Assignment
Among the entries below, how many lines have the word "mention"? Answer only with the number.

Given entries
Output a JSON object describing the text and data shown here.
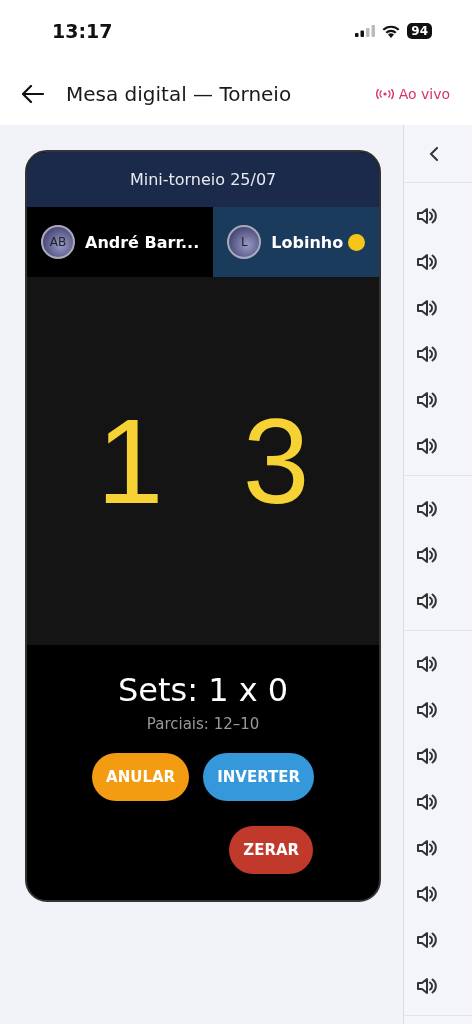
{
  "status_bar": {
    "time": "13:17",
    "battery": "94"
  },
  "nav": {
    "title": "Mesa digital — Torneio",
    "live_label": "Ao vivo"
  },
  "match": {
    "title": "Mini-torneio 25/07",
    "players": [
      {
        "initials": "AB",
        "name": "André Barr...",
        "selected": false,
        "serving": false
      },
      {
        "initials": "L",
        "name": "Lobinho",
        "selected": true,
        "serving": true
      }
    ],
    "scores": [
      "1",
      "3"
    ],
    "sets": "Sets: 1 x 0",
    "partials": "Parciais: 12–10",
    "buttons": [
      {
        "label": "ANULAR",
        "color": "#f39c12"
      },
      {
        "label": "INVERTER",
        "color": "#3498db"
      },
      {
        "label": "ZERAR",
        "color": "#c0392b"
      }
    ]
  }
}
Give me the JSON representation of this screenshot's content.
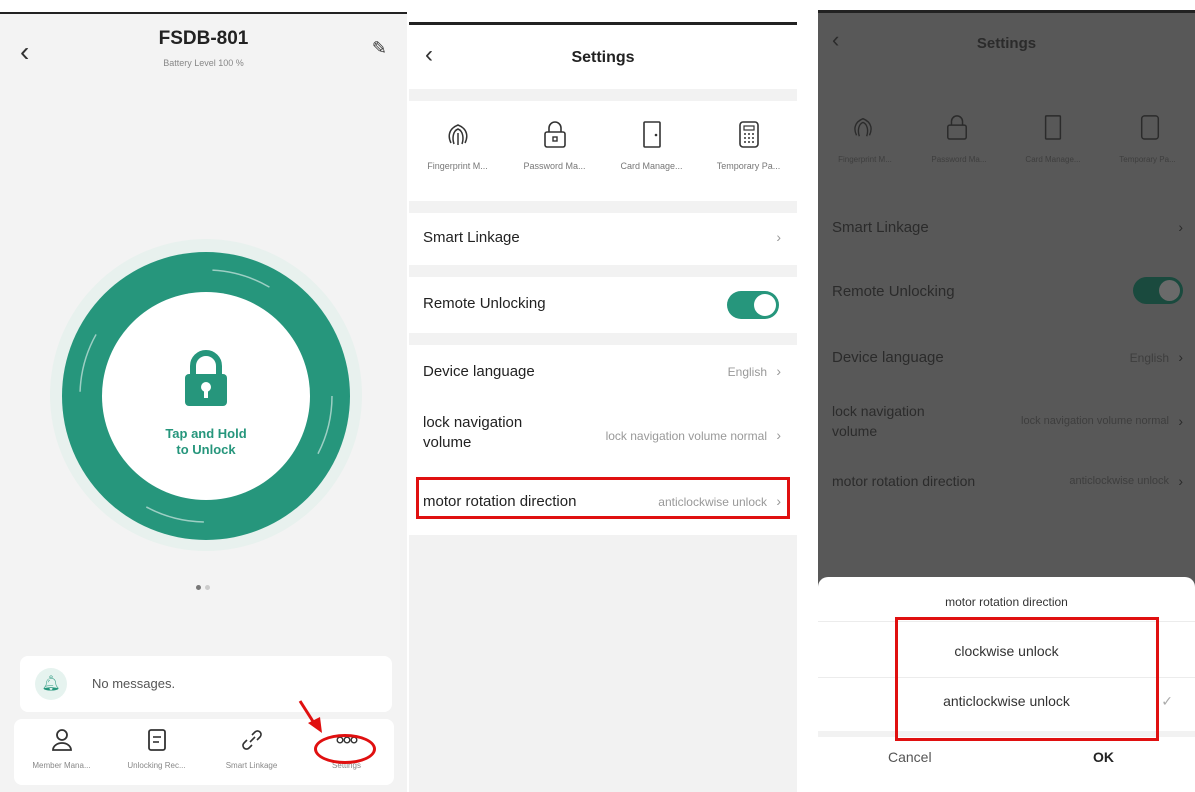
{
  "panel1": {
    "back_icon": "‹",
    "title": "FSDB-801",
    "subtitle": "Battery Level 100 %",
    "edit_icon": "✎",
    "lock_label_line1": "Tap and Hold",
    "lock_label_line2": "to Unlock",
    "messages_text": "No messages.",
    "tabs": [
      {
        "label": "Member Mana...",
        "icon": "person-icon"
      },
      {
        "label": "Unlocking Rec...",
        "icon": "document-icon"
      },
      {
        "label": "Smart Linkage",
        "icon": "link-icon"
      },
      {
        "label": "Settings",
        "icon": "more-icon"
      }
    ],
    "accent_color": "#26967c",
    "highlight_color": "#e01010"
  },
  "panel2": {
    "title": "Settings",
    "quick_items": [
      {
        "label": "Fingerprint M...",
        "icon": "fingerprint-icon"
      },
      {
        "label": "Password Ma...",
        "icon": "lock-icon"
      },
      {
        "label": "Card Manage...",
        "icon": "door-icon"
      },
      {
        "label": "Temporary Pa...",
        "icon": "keypad-icon"
      }
    ],
    "smart_linkage": "Smart Linkage",
    "remote_unlocking": "Remote Unlocking",
    "remote_unlocking_on": true,
    "device_language_label": "Device language",
    "device_language_value": "English",
    "nav_volume_label_1": "lock navigation",
    "nav_volume_label_2": "volume",
    "nav_volume_value": "lock navigation volume normal",
    "motor_label": "motor rotation direction",
    "motor_value": "anticlockwise unlock"
  },
  "panel3": {
    "title": "Settings",
    "quick_items": [
      "Fingerprint M...",
      "Password Ma...",
      "Card Manage...",
      "Temporary Pa..."
    ],
    "smart_linkage": "Smart Linkage",
    "remote_unlocking": "Remote Unlocking",
    "device_language_label": "Device language",
    "device_language_value": "English",
    "nav_volume_label_1": "lock navigation",
    "nav_volume_label_2": "volume",
    "nav_volume_value": "lock navigation volume normal",
    "motor_label": "motor rotation direction",
    "motor_value": "anticlockwise unlock",
    "sheet": {
      "title": "motor rotation direction",
      "options": [
        "clockwise unlock",
        "anticlockwise unlock"
      ],
      "selected": "anticlockwise unlock",
      "cancel": "Cancel",
      "ok": "OK"
    }
  }
}
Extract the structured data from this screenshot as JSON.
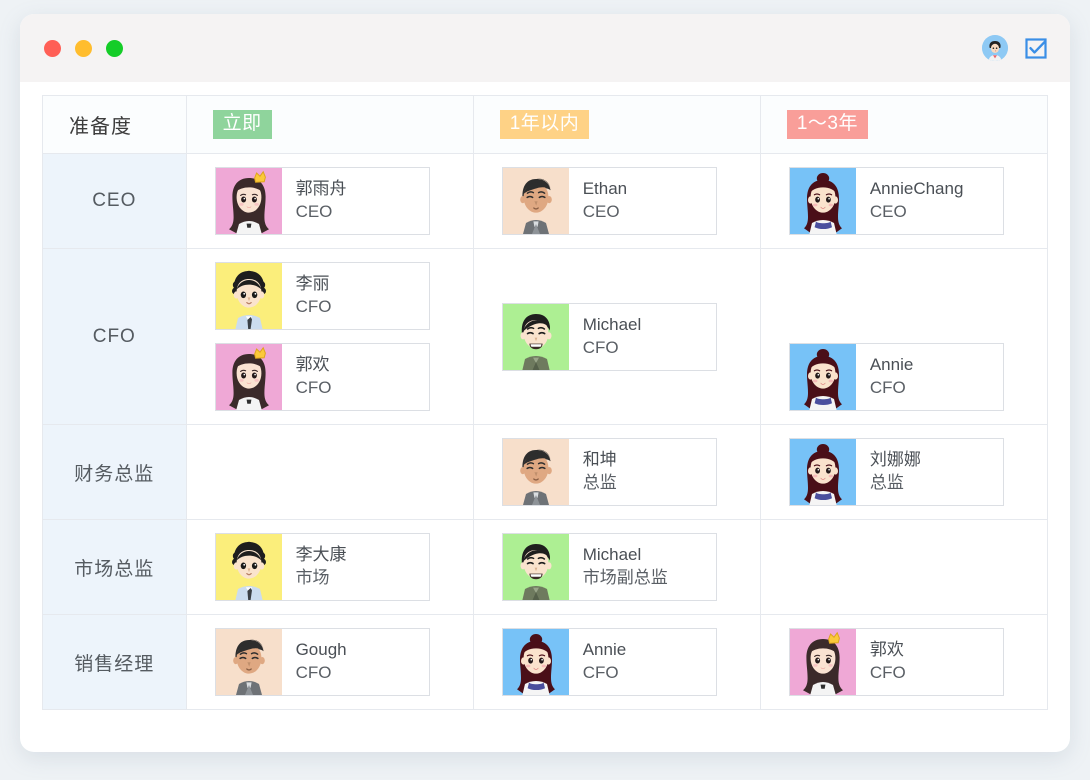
{
  "window": {
    "traffic_lights": [
      "close",
      "minimize",
      "maximize"
    ],
    "icons": [
      {
        "name": "user-avatar-icon",
        "label": "avatar"
      },
      {
        "name": "checkbox-icon",
        "label": "check"
      }
    ]
  },
  "table": {
    "header": {
      "label": "准备度",
      "tags": [
        {
          "text": "立即",
          "color": "#8fd49c",
          "style": "green"
        },
        {
          "text": "1年以内",
          "color": "#fed286",
          "style": "orange"
        },
        {
          "text": "1～3年",
          "color": "#f99e99",
          "style": "red"
        }
      ]
    },
    "rows": [
      {
        "label": "CEO",
        "columns": [
          [
            {
              "name": "郭雨舟",
              "role": "CEO",
              "avatar": "woman-crown-pink"
            }
          ],
          [
            {
              "name": "Ethan",
              "role": "CEO",
              "avatar": "man-quiff-peach"
            }
          ],
          [
            {
              "name": "AnnieChang",
              "role": "CEO",
              "avatar": "girl-bun-blue"
            }
          ]
        ]
      },
      {
        "label": "CFO",
        "columns": [
          [
            {
              "name": "李丽",
              "role": "CFO",
              "avatar": "man-curly-yellow"
            },
            {
              "name": "郭欢",
              "role": "CFO",
              "avatar": "woman-crown-pink"
            }
          ],
          [
            {
              "name": "Michael",
              "role": "CFO",
              "avatar": "man-grin-green"
            }
          ],
          [
            {
              "name": "",
              "role": "",
              "avatar": "blank"
            },
            {
              "name": "Annie",
              "role": "CFO",
              "avatar": "girl-bun-blue"
            }
          ]
        ]
      },
      {
        "label": "财务总监",
        "columns": [
          [],
          [
            {
              "name": "和坤",
              "role": "总监",
              "avatar": "man-quiff-peach"
            }
          ],
          [
            {
              "name": "刘娜娜",
              "role": "总监",
              "avatar": "girl-bun-blue"
            }
          ]
        ]
      },
      {
        "label": "市场总监",
        "columns": [
          [
            {
              "name": "李大康",
              "role": "市场",
              "avatar": "man-curly-yellow"
            }
          ],
          [
            {
              "name": "Michael",
              "role": "市场副总监",
              "avatar": "man-grin-green"
            }
          ],
          []
        ]
      },
      {
        "label": "销售经理",
        "columns": [
          [
            {
              "name": "Gough",
              "role": "CFO",
              "avatar": "man-quiff-peach"
            }
          ],
          [
            {
              "name": "Annie",
              "role": "CFO",
              "avatar": "girl-bun-blue"
            }
          ],
          [
            {
              "name": "郭欢",
              "role": "CFO",
              "avatar": "woman-crown-pink"
            }
          ]
        ]
      }
    ]
  }
}
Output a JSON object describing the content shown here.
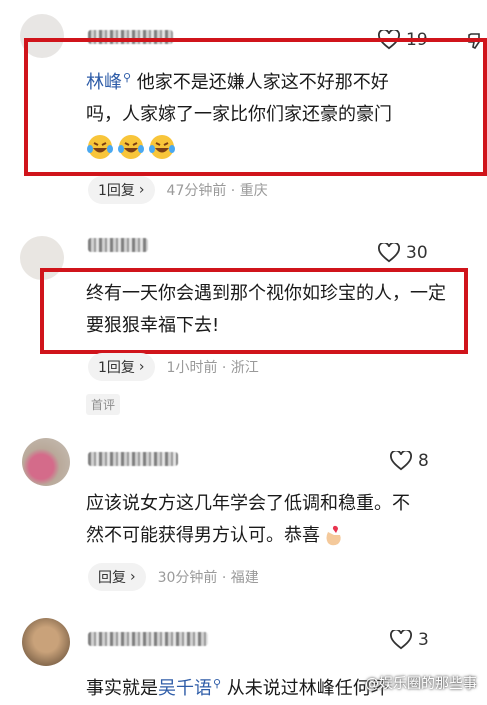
{
  "comments": [
    {
      "likes": "19",
      "mention": "林峰",
      "text": "他家不是还嫌人家这不好那不好吗，人家嫁了一家比你们家还豪的豪门",
      "reply_label": "1回复",
      "meta": "47分钟前 · 重庆"
    },
    {
      "likes": "30",
      "text": "终有一天你会遇到那个视你如珍宝的人，一定要狠狠幸福下去!",
      "reply_label": "1回复",
      "meta": "1小时前 · 浙江",
      "tag": "首评"
    },
    {
      "likes": "8",
      "text": "应该说女方这几年学会了低调和稳重。不然不可能获得男方认可。恭喜",
      "reply_label": "回复",
      "meta": "30分钟前 · 福建"
    },
    {
      "likes": "3",
      "text_prefix": "事实就是",
      "mention": "吴千语",
      "text": "从未说过林峰任何坏"
    }
  ],
  "watermark": "@娱乐圈的那些事",
  "colors": {
    "highlight_box": "#d0141b",
    "mention": "#2f5da8"
  }
}
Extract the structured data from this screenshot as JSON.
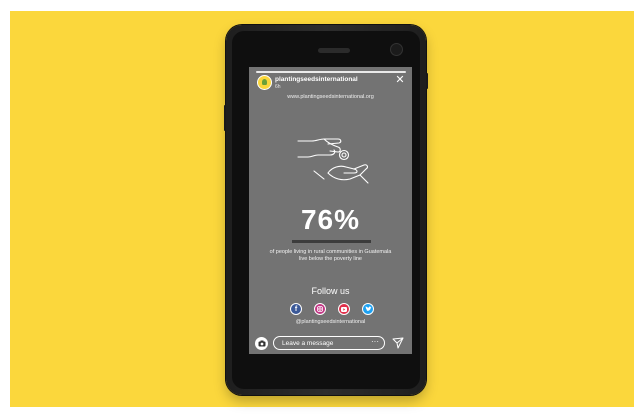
{
  "colors": {
    "background": "#fbd73c",
    "screen": "#737373",
    "accent_bar": "#3c3c3c",
    "facebook": "#3b5998",
    "instagram": "#c13584",
    "youtube": "#e02f4b",
    "twitter": "#1da1f2"
  },
  "story": {
    "progress": 1.0,
    "username": "plantingseedsinternational",
    "time": "6h",
    "website": "www.plantingseedsinternational.org",
    "illustration_icon": "hands-giving-icon",
    "stat_value": "76%",
    "description": "of people living in rural communities in Guatemala live below the poverty line",
    "follow_title": "Follow us",
    "social_icons": [
      "facebook-icon",
      "instagram-icon",
      "youtube-icon",
      "twitter-icon"
    ],
    "handle": "@plantingseedsinternational"
  },
  "footer": {
    "message_placeholder": "Leave a message",
    "more_icon": "ellipsis-icon",
    "send_icon": "send-icon",
    "camera_icon": "camera-icon"
  }
}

Problem solution
3